== Segment start ==
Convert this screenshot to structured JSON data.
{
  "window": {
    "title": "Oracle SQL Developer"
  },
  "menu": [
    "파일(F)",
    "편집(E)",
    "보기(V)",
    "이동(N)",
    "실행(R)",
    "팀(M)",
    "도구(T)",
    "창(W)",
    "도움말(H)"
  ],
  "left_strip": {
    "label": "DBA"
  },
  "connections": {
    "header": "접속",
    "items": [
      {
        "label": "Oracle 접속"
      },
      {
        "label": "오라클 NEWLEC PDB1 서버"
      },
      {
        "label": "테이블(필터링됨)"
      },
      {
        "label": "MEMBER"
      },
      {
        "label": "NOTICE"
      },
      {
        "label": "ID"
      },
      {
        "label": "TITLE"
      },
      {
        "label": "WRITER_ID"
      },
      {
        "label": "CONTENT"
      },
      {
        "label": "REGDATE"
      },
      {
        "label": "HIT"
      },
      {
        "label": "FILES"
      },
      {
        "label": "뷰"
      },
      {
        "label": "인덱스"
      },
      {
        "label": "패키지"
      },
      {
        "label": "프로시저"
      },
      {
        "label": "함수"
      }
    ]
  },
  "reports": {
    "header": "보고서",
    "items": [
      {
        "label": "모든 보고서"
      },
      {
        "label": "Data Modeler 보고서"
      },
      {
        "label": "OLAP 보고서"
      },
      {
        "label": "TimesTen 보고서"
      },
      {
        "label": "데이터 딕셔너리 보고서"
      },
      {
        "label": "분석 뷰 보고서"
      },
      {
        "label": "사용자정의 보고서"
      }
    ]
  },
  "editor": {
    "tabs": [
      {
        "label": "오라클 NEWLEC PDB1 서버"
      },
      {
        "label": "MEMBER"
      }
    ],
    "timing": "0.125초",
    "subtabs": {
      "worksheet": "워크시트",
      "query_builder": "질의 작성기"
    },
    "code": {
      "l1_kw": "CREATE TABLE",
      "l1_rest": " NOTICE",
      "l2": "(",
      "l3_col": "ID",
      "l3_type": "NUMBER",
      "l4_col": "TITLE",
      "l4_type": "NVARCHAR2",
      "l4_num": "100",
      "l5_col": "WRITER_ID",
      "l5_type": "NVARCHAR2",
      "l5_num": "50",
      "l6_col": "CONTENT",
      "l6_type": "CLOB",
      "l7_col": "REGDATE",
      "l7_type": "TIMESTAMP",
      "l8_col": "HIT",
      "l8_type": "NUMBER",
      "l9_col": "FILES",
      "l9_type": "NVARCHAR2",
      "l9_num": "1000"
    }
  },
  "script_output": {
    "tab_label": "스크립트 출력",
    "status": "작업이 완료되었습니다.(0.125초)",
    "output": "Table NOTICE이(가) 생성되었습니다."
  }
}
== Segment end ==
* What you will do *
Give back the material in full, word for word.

* The completed task *
Convert this screenshot to structured JSON data.
{
  "window": {
    "title": "Oracle SQL Developer"
  },
  "menu": [
    "파일(F)",
    "편집(E)",
    "보기(V)",
    "이동(N)",
    "실행(R)",
    "팀(M)",
    "도구(T)",
    "창(W)",
    "도움말(H)"
  ],
  "left_strip": {
    "label": "DBA"
  },
  "connections": {
    "header": "접속",
    "items": [
      {
        "label": "Oracle 접속"
      },
      {
        "label": "오라클 NEWLEC PDB1 서버"
      },
      {
        "label": "테이블(필터링됨)"
      },
      {
        "label": "MEMBER"
      },
      {
        "label": "NOTICE"
      },
      {
        "label": "ID"
      },
      {
        "label": "TITLE"
      },
      {
        "label": "WRITER_ID"
      },
      {
        "label": "CONTENT"
      },
      {
        "label": "REGDATE"
      },
      {
        "label": "HIT"
      },
      {
        "label": "FILES"
      },
      {
        "label": "뷰"
      },
      {
        "label": "인덱스"
      },
      {
        "label": "패키지"
      },
      {
        "label": "프로시저"
      },
      {
        "label": "함수"
      }
    ]
  },
  "reports": {
    "header": "보고서",
    "items": [
      {
        "label": "모든 보고서"
      },
      {
        "label": "Data Modeler 보고서"
      },
      {
        "label": "OLAP 보고서"
      },
      {
        "label": "TimesTen 보고서"
      },
      {
        "label": "데이터 딕셔너리 보고서"
      },
      {
        "label": "분석 뷰 보고서"
      },
      {
        "label": "사용자정의 보고서"
      }
    ]
  },
  "editor": {
    "tabs": [
      {
        "label": "오라클 NEWLEC PDB1 서버"
      },
      {
        "label": "MEMBER"
      }
    ],
    "timing": "0.125초",
    "subtabs": {
      "worksheet": "워크시트",
      "query_builder": "질의 작성기"
    },
    "code": {
      "l1_kw": "CREATE TABLE",
      "l1_rest": " NOTICE",
      "l2": "(",
      "l3_col": "ID",
      "l3_type": "NUMBER",
      "l4_col": "TITLE",
      "l4_type": "NVARCHAR2",
      "l4_num": "100",
      "l5_col": "WRITER_ID",
      "l5_type": "NVARCHAR2",
      "l5_num": "50",
      "l6_col": "CONTENT",
      "l6_type": "CLOB",
      "l7_col": "REGDATE",
      "l7_type": "TIMESTAMP",
      "l8_col": "HIT",
      "l8_type": "NUMBER",
      "l9_col": "FILES",
      "l9_type": "NVARCHAR2",
      "l9_num": "1000"
    }
  },
  "script_output": {
    "tab_label": "스크립트 출력",
    "status": "작업이 완료되었습니다.(0.125초)",
    "output": "Table NOTICE이(가) 생성되었습니다."
  }
}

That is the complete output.